Saved entries:
::::
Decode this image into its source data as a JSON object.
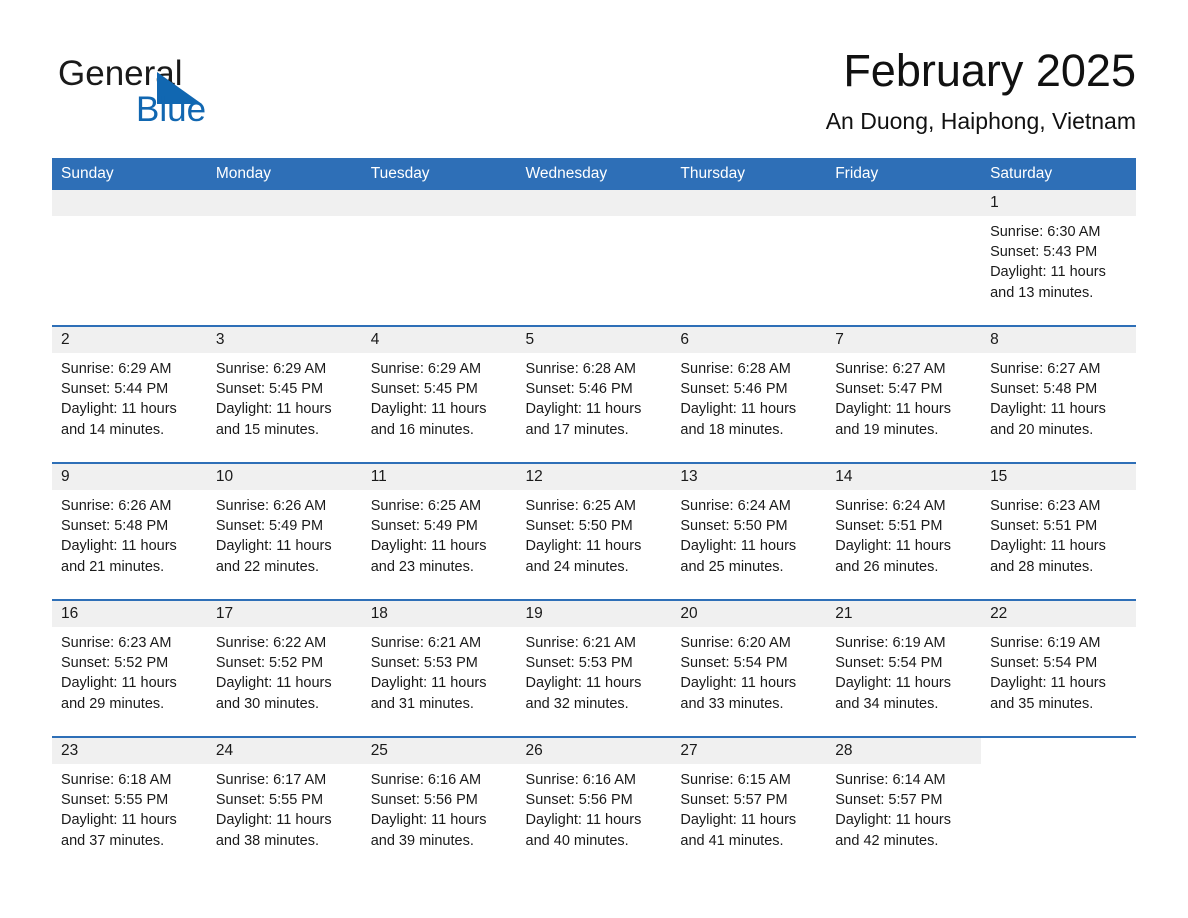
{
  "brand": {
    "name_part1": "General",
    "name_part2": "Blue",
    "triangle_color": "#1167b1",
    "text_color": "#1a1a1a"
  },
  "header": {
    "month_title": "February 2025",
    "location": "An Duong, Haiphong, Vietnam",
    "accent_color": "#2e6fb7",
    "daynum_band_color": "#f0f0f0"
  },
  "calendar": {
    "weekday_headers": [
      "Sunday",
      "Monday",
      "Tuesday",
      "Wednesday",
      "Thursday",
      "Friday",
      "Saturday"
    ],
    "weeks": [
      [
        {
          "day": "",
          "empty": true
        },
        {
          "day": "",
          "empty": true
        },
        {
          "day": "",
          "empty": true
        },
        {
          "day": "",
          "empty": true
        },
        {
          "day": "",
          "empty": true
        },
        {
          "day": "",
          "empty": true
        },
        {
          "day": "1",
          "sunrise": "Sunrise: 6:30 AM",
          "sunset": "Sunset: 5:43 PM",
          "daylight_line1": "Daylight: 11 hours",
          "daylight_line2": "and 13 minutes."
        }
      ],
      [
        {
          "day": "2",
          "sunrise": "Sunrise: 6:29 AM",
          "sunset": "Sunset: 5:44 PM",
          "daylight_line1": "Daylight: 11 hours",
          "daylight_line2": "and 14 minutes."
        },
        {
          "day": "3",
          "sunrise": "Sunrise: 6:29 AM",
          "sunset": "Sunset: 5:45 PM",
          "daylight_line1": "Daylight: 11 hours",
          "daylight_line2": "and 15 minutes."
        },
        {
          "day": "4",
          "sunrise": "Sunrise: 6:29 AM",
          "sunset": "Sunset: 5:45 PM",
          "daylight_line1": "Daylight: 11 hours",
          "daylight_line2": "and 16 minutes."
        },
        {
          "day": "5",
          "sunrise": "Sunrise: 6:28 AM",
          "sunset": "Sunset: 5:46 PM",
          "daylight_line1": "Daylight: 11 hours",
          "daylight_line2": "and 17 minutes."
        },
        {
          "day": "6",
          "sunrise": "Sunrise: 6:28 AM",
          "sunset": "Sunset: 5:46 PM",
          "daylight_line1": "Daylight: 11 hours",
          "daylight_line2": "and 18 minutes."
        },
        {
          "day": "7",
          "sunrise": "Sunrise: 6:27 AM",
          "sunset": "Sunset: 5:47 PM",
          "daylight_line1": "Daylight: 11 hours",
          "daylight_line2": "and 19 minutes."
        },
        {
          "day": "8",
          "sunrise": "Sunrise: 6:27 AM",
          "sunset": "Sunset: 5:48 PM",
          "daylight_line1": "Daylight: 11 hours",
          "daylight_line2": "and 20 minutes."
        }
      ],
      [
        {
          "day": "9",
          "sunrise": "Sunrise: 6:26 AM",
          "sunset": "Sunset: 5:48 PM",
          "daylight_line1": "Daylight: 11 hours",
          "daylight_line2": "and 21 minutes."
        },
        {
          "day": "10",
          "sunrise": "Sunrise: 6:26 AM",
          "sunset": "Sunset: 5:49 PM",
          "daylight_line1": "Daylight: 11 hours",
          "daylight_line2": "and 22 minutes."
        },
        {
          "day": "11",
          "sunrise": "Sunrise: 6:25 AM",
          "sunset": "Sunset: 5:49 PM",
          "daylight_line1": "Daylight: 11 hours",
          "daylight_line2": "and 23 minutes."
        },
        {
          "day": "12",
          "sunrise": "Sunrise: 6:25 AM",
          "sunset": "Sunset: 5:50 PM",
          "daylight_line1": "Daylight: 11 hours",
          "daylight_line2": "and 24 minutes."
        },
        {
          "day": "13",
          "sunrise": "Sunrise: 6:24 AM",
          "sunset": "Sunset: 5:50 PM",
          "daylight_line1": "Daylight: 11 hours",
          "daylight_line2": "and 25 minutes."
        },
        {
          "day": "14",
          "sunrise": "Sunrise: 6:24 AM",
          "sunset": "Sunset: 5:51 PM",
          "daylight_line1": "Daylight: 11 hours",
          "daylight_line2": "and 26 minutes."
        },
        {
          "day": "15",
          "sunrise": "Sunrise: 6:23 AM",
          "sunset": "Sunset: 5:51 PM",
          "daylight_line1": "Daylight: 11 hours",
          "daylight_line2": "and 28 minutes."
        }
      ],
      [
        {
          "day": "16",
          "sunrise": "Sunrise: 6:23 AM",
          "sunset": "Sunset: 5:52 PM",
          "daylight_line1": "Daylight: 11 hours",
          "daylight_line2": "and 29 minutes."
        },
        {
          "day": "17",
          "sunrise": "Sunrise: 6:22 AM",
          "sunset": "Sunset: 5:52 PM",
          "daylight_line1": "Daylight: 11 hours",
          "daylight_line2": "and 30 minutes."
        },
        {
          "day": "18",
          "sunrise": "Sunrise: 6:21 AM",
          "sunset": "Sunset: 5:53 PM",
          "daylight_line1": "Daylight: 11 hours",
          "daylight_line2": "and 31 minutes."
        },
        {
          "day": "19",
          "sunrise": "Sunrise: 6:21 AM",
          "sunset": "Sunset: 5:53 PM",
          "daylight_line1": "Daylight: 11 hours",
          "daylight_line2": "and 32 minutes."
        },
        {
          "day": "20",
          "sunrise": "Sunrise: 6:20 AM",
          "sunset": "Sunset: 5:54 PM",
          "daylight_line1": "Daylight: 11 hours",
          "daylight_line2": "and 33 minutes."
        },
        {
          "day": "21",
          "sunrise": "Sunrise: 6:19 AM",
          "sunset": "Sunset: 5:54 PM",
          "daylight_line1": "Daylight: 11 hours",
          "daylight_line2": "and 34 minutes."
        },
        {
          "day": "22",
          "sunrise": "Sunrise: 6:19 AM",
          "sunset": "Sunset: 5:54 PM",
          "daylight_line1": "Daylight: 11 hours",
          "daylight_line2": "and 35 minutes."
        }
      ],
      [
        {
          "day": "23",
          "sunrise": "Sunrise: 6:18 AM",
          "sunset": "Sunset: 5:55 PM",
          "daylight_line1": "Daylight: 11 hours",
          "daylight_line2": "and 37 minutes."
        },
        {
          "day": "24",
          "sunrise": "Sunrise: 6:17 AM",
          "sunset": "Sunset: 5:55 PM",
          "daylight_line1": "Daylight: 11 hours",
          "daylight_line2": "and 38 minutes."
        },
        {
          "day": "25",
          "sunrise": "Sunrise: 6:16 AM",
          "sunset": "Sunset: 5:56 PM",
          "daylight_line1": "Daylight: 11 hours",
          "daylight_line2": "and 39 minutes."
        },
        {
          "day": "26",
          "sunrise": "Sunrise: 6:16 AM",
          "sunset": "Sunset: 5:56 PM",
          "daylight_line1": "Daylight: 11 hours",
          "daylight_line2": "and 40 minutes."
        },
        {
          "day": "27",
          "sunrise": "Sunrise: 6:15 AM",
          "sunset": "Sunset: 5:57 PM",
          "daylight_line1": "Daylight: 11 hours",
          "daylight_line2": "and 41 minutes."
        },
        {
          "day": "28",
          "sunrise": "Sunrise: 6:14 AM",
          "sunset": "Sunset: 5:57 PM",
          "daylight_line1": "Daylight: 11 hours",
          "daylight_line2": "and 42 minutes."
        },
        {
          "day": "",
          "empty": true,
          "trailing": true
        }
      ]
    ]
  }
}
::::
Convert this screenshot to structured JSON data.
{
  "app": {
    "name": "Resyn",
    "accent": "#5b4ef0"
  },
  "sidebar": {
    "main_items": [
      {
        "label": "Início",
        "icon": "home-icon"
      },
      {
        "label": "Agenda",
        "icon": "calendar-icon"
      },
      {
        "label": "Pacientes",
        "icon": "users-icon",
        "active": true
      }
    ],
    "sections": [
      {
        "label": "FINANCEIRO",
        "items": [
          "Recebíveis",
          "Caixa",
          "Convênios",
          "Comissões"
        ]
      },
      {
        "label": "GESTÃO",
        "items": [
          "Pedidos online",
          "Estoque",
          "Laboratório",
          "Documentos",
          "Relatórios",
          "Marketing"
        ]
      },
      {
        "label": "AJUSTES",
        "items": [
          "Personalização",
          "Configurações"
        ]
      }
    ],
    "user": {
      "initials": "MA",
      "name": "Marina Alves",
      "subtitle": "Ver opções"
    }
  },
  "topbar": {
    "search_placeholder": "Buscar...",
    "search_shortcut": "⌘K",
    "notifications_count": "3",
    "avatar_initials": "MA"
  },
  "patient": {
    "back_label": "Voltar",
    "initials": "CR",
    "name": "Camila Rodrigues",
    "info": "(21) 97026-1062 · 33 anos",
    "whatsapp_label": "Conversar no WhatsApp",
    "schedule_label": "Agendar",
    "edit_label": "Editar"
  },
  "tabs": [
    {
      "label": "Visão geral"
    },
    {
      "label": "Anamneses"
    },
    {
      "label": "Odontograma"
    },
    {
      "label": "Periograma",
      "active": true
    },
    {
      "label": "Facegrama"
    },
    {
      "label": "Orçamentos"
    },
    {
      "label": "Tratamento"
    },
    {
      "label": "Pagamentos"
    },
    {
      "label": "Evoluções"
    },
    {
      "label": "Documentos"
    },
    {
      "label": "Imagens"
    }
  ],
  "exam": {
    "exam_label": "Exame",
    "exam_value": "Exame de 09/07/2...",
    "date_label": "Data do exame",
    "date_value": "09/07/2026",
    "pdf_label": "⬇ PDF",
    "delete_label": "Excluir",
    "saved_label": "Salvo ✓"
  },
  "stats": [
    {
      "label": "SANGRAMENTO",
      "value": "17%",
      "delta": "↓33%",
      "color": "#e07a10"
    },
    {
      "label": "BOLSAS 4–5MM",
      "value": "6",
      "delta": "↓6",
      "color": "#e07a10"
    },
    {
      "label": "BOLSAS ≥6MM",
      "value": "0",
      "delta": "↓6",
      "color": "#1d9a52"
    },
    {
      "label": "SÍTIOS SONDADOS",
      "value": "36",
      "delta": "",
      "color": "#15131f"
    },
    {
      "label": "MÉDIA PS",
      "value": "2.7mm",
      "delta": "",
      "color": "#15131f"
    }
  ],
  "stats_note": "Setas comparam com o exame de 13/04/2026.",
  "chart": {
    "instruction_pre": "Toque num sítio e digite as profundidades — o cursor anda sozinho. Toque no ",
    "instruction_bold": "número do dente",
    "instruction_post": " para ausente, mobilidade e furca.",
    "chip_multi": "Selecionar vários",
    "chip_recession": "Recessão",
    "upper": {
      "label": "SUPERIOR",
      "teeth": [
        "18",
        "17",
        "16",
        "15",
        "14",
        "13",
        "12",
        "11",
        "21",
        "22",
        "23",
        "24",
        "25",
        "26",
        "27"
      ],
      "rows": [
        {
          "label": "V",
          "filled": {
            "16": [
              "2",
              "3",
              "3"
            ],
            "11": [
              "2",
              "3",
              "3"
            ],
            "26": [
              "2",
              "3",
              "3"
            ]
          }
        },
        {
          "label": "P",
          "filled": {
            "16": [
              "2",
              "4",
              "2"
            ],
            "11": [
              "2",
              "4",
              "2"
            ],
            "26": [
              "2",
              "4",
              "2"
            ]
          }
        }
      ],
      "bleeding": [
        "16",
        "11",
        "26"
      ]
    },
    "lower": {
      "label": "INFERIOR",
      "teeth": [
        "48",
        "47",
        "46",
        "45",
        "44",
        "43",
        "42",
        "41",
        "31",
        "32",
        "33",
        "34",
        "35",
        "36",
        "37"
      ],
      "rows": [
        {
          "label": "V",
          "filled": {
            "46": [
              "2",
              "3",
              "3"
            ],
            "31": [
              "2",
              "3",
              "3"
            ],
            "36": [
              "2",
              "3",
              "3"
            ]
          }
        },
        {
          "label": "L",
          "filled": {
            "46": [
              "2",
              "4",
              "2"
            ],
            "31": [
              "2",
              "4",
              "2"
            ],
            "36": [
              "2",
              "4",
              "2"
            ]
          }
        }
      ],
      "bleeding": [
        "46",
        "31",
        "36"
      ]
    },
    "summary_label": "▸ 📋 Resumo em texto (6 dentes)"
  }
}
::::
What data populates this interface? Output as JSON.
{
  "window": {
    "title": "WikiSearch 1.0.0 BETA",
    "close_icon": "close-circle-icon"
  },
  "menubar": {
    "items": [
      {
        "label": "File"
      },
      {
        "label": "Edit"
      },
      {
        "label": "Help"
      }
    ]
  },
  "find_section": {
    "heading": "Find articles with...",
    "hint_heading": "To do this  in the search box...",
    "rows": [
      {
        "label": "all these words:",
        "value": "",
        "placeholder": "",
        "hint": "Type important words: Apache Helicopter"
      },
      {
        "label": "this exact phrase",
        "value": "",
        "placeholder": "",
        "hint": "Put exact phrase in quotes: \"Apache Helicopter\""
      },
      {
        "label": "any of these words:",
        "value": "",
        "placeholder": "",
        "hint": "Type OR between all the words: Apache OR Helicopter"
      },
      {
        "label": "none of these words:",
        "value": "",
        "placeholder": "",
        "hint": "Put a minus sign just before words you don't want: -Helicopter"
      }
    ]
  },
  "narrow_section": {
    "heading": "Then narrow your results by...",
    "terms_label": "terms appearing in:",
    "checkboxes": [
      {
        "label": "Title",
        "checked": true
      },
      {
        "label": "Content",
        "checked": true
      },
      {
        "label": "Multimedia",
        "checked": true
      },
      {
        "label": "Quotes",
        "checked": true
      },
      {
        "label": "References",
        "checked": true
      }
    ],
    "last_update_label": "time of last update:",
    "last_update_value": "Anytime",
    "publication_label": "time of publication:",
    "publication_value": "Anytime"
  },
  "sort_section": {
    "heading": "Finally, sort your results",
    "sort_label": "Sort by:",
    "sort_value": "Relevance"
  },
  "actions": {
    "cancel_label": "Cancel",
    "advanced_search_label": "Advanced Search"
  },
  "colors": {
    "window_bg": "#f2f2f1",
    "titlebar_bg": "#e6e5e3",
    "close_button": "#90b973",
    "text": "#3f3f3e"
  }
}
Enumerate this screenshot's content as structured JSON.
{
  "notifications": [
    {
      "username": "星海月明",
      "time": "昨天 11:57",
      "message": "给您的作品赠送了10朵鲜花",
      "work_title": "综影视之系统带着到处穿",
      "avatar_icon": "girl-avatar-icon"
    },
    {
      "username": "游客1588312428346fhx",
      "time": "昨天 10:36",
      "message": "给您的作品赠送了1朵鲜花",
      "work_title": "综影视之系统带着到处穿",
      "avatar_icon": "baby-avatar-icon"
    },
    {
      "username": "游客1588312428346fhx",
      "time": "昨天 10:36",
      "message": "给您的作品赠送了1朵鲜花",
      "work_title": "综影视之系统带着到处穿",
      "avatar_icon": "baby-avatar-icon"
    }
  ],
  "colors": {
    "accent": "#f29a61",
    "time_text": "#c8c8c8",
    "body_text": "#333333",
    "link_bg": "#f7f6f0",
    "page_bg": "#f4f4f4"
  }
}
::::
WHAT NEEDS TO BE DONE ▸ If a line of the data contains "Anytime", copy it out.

YOUR SOLUTION ▸
    "last_update_value": "Anytime",
    "publication_value": "Anytime"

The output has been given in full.